In how many lines of the records does the string "function" appear? State only the number.
Segment Start: Data in this exercise
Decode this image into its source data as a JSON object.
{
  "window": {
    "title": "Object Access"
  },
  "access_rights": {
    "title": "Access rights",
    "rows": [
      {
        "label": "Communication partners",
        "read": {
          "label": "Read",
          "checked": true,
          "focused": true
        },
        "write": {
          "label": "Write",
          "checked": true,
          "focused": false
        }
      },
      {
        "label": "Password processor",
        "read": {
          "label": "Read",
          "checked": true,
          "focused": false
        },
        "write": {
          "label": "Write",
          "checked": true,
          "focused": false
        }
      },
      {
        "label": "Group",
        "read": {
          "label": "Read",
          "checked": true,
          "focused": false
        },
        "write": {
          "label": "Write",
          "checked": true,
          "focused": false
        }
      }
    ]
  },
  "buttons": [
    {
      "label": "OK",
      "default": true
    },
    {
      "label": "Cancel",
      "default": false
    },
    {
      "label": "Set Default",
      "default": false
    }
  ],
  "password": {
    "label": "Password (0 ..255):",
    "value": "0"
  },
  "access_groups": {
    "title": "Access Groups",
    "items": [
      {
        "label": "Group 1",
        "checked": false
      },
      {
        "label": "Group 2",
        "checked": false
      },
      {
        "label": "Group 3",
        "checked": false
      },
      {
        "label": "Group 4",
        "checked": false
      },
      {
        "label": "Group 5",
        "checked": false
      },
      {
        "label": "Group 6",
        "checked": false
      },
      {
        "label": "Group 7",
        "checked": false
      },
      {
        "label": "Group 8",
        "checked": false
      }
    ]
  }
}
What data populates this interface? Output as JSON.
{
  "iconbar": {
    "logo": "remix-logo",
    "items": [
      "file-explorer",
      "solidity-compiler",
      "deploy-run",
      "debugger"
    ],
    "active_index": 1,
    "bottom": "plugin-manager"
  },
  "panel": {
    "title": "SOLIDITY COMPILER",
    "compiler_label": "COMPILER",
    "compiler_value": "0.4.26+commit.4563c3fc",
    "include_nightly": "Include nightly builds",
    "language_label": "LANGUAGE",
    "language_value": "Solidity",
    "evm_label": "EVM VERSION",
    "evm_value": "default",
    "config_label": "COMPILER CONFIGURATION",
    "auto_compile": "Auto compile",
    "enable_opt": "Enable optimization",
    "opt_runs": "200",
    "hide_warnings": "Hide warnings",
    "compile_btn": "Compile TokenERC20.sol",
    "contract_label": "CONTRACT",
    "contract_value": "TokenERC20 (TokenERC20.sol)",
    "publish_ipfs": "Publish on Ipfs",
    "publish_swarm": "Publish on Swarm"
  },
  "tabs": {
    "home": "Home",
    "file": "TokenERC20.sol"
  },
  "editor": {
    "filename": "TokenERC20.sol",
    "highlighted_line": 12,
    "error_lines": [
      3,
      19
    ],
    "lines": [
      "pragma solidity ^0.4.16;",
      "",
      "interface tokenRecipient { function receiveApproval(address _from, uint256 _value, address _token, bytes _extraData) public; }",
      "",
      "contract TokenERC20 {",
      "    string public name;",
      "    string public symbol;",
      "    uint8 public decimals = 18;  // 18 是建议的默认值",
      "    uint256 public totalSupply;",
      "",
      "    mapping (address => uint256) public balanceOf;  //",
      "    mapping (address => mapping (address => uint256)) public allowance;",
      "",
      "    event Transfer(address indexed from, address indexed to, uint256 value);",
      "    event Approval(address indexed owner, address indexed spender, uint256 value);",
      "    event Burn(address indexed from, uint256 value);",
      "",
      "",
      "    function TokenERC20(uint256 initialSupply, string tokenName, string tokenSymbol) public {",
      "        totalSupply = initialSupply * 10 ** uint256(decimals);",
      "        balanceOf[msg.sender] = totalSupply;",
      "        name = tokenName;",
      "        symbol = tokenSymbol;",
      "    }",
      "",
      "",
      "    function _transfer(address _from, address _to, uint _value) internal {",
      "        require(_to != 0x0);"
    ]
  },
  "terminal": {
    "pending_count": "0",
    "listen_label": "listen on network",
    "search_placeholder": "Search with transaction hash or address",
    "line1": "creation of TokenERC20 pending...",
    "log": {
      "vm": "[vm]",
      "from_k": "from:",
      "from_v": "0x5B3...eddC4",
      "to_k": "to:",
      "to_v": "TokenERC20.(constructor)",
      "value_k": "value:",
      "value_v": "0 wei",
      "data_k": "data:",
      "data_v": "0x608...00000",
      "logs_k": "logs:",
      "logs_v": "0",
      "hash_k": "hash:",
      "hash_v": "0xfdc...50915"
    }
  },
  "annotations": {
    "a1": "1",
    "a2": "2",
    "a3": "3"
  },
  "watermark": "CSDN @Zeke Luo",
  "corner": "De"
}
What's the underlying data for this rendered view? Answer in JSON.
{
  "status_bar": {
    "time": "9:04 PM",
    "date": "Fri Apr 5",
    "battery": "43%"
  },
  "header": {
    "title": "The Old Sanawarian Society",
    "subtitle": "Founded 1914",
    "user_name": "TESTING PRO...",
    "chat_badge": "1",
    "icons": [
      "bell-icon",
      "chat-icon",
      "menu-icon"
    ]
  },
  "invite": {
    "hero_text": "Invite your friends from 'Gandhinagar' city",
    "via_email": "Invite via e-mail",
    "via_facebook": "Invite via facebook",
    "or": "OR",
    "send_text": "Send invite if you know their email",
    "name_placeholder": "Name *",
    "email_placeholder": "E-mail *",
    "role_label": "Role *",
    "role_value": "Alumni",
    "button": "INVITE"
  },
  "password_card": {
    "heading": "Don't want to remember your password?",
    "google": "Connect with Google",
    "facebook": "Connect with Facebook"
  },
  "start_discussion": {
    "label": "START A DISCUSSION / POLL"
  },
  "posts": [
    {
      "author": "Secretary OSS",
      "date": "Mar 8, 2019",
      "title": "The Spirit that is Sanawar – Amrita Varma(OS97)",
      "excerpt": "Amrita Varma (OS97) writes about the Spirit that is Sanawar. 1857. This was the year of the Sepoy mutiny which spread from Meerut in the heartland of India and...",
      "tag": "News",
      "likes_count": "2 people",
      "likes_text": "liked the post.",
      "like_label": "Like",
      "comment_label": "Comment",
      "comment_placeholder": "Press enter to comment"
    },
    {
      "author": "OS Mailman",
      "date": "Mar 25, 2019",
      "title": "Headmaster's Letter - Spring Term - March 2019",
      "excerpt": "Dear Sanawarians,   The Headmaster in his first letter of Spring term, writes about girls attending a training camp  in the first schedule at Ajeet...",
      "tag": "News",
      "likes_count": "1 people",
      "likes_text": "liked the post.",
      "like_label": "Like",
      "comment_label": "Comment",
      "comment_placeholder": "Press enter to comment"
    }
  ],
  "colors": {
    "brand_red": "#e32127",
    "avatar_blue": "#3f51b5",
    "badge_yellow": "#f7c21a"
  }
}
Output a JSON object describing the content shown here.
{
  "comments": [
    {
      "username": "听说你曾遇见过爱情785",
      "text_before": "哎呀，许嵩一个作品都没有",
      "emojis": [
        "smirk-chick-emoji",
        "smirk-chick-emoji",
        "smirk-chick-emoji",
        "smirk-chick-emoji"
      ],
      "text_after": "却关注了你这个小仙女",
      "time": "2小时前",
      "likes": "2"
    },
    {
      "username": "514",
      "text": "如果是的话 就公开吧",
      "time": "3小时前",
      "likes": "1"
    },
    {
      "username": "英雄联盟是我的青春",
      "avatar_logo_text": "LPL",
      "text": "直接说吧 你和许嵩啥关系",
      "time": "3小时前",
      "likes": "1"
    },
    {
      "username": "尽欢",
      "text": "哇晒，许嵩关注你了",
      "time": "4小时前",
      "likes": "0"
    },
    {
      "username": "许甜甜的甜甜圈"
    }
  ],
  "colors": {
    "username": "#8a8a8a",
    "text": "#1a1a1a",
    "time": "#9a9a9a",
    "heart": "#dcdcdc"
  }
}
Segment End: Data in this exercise
_Task response_
3